Lima is a city rich in cultural and historical heritage. There are museums and galleries which present the cultural richness to the visitors in the best way. The National Museum is the best example of anthropological and archaeological research. It holds outstanding exhibits which mark the history of ancient Peruvian civilizations and provides a visitor a complete overview of the rich archaeological heritage of this country. In this museum, which is the most important national museum in Peru, the visitor chronologically learns about the complicated ancient history of the country. He is shown many conquered cultures and their achievements in the field of art and the history of original inhabitants of the Inca Empire. Museo de Oro del Peru – Gold Museum is located on the building in a form of a fortress. Its rooms are filled with the treasuries – Incan and theirs ancestors. Massive collections of gold ceremonial and decorative objects attract the attention of every visitor. Especially distinguished here is by far the famous golden Tumi, the symbol of Peru, which has been exhibited worldwide. The rest of the museum displays a collection of tapestries and weapons from the time of the Incas, wooden objects, ceremonial masks, clothing and preserved mummies. Here is a huge display that shows the weapons and uniforms from the Peruvian past. Rafael Larco Herrera Museum, which is a colonial style building dating from the 18th century, offers the visitor the largest and most impressive collection of ceramics in the world with around 55,000 clay objects.
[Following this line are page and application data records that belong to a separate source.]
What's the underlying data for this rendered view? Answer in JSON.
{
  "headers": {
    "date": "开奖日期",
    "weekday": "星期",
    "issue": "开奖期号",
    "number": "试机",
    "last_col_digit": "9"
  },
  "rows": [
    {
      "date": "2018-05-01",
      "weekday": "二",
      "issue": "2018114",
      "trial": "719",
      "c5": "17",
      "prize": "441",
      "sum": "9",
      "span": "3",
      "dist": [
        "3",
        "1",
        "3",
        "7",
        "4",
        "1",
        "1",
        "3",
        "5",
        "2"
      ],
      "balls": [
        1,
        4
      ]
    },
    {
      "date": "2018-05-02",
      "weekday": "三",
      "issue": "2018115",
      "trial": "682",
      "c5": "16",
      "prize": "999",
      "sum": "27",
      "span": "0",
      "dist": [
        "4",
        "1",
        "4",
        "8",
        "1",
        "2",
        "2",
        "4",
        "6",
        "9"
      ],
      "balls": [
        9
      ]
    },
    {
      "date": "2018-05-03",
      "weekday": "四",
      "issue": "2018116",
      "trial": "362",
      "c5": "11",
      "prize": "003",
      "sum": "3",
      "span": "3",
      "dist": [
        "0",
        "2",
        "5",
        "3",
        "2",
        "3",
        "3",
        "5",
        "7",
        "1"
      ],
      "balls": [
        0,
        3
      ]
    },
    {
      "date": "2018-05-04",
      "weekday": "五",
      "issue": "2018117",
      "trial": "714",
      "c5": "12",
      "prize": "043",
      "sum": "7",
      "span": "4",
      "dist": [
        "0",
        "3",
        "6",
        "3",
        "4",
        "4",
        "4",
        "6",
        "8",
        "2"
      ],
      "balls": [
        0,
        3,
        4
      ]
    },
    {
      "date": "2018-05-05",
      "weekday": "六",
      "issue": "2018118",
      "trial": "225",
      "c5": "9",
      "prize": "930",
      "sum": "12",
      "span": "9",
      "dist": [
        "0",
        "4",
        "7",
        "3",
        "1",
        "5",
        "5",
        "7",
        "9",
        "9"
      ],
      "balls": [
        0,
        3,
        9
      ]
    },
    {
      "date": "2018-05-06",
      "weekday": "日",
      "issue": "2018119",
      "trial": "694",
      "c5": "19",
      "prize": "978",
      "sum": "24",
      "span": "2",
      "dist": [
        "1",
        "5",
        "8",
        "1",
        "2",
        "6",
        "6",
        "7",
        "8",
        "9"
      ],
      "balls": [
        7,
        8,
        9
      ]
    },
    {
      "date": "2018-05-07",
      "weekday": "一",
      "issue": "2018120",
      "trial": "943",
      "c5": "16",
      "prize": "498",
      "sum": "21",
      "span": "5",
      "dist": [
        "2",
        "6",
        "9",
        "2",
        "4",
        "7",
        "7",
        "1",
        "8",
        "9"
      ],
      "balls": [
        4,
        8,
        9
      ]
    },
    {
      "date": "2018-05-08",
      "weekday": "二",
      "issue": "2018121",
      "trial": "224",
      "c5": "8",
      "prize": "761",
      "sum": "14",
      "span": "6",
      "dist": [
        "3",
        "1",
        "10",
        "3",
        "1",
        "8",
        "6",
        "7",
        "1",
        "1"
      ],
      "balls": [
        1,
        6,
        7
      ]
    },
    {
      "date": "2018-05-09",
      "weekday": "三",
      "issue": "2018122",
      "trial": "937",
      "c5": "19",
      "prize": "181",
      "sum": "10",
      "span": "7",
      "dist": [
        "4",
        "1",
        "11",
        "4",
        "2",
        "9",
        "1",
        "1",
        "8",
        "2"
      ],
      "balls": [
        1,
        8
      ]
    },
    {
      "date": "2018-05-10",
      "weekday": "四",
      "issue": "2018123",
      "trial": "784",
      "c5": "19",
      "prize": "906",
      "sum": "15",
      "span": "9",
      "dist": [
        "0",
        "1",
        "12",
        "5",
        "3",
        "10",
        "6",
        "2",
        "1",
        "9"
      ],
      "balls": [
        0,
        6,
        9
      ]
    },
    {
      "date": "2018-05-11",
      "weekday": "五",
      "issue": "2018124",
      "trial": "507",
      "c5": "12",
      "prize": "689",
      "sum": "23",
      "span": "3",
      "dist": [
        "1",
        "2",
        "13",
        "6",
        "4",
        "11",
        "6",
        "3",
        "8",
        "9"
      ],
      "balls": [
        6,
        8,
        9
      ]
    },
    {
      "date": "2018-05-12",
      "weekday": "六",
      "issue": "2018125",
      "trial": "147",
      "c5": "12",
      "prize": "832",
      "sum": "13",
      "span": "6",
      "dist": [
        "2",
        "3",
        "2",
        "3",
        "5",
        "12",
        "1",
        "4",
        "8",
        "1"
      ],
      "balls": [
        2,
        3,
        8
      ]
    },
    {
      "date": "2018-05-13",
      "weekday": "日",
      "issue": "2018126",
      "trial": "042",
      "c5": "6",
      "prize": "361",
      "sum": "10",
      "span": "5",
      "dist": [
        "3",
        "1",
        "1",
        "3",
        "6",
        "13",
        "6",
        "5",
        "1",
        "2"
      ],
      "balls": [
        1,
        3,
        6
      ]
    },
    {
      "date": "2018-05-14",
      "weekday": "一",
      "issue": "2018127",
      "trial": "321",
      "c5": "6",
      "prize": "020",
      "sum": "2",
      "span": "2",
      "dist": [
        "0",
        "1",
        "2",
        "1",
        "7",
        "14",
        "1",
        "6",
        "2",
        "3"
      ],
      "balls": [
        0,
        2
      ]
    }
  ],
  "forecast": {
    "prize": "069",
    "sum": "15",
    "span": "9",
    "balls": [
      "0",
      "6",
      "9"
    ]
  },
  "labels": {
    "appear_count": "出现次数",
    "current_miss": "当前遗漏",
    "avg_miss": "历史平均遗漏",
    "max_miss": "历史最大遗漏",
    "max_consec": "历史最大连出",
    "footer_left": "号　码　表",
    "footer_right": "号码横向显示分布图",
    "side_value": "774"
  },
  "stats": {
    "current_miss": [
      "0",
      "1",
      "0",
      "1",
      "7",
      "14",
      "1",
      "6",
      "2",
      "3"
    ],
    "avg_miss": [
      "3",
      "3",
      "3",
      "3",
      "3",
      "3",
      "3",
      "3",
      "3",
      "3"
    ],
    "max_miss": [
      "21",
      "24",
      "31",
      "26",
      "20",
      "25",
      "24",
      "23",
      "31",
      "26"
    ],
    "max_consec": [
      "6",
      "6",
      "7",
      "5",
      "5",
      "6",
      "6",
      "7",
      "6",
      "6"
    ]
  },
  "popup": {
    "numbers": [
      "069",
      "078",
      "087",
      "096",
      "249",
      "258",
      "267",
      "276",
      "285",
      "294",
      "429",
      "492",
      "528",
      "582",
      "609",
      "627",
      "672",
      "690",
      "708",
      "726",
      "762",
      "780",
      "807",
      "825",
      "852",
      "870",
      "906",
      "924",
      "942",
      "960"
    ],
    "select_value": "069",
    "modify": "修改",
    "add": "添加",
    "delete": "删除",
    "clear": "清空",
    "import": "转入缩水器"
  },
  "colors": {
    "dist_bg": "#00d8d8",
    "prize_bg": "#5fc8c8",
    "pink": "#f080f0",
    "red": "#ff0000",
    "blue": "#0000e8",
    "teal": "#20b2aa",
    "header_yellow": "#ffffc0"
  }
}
As the biggest attraction it holds a wonderful collection of ceramics from Moche civilization, whose members lived on the north coast of Peru between 100 and 800 BC. The most important social activities captured in their pottery are sex, war, weaving and metalwork.
San Francisco is the most beautiful colonial church of Lima, white and yellow building with two towers and a stone facade. It is also known for being one of the few surviving buildings after the 1746 devastation and it’s famous for underground catacombs where more than 70,000 people are buried. The interior is decorated with beautiful mosaics and engraved ceiling made of wood. In this church there is a famous library with hundreds of old texts, and within the church is a room with a works of painters Rubens and Vandyke.
Featured photo: Latin America For Less / Flickr